Excerpts from a dataset
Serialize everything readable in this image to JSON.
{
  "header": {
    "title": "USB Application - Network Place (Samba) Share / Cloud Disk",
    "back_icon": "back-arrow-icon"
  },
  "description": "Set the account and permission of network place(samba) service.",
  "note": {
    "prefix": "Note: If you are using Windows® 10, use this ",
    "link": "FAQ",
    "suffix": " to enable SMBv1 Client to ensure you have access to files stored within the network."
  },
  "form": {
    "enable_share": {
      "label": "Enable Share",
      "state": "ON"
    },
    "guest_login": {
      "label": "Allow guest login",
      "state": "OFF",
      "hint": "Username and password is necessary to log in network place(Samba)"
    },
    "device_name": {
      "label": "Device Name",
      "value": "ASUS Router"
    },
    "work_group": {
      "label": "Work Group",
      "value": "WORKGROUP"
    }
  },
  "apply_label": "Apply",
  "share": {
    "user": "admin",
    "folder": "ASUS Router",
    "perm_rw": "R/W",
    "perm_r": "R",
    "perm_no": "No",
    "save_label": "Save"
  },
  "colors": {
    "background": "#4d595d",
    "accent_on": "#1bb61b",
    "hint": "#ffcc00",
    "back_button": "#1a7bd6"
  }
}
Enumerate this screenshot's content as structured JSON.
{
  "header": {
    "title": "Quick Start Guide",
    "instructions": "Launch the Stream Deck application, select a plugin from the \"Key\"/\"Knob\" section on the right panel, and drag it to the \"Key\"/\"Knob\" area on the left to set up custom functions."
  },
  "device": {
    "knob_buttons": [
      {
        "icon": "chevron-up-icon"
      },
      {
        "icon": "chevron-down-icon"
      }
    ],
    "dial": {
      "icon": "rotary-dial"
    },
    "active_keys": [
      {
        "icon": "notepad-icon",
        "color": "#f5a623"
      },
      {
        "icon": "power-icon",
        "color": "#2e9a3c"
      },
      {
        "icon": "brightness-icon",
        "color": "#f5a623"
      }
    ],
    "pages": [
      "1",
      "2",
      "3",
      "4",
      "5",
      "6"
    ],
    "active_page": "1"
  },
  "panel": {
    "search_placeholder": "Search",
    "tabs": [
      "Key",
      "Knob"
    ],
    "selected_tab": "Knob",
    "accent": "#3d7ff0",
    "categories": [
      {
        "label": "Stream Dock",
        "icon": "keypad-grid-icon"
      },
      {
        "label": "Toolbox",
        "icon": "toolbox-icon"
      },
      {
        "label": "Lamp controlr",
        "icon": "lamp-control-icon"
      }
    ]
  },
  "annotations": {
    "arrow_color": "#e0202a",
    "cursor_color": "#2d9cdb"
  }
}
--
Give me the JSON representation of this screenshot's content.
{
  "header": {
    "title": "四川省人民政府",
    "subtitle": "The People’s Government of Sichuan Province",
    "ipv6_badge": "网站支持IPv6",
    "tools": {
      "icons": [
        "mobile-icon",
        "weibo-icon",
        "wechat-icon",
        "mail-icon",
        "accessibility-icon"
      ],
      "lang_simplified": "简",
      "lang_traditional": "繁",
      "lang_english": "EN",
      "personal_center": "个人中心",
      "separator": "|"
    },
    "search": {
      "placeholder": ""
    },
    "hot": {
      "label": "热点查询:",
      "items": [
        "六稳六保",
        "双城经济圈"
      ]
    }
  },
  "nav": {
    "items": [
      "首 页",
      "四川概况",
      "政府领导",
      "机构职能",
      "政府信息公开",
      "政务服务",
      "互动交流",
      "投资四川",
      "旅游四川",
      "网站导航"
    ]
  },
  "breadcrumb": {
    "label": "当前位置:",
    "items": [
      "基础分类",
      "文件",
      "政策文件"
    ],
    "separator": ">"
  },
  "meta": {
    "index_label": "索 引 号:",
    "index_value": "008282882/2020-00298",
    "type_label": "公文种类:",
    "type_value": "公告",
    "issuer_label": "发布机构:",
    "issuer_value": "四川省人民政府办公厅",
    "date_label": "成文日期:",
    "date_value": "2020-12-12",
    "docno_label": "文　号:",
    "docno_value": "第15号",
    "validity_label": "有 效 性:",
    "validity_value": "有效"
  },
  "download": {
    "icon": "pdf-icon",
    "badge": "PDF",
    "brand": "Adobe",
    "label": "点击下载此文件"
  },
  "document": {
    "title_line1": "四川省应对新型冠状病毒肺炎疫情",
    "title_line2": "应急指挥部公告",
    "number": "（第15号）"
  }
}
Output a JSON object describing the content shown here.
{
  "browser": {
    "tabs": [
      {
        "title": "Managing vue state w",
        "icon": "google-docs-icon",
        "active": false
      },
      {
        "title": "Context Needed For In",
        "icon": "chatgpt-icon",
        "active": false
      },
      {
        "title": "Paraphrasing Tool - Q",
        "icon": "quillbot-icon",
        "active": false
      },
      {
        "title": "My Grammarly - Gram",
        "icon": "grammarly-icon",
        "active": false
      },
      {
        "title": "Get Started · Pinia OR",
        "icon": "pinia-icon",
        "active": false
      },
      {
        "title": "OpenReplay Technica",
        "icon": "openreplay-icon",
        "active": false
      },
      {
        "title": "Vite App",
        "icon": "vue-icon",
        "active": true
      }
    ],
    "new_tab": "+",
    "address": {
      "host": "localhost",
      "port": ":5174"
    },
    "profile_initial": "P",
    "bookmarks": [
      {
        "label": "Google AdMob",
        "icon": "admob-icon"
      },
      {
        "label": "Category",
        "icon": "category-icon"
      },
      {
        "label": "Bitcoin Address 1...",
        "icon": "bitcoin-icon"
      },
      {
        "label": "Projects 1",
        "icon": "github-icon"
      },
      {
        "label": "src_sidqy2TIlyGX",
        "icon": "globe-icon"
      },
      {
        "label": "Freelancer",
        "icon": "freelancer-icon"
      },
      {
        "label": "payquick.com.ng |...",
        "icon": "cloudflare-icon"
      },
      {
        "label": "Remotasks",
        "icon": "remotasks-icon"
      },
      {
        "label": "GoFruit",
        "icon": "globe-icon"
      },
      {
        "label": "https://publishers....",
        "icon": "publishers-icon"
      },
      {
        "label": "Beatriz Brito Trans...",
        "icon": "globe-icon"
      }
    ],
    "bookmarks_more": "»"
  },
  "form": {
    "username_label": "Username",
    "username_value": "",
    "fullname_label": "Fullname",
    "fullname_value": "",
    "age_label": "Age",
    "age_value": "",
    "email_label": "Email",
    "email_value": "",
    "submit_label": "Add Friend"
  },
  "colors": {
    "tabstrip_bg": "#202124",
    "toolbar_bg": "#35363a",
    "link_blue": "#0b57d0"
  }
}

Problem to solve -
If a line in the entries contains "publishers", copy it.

Result -
        "label": "https://publishers....",
        "icon": "publishers-icon"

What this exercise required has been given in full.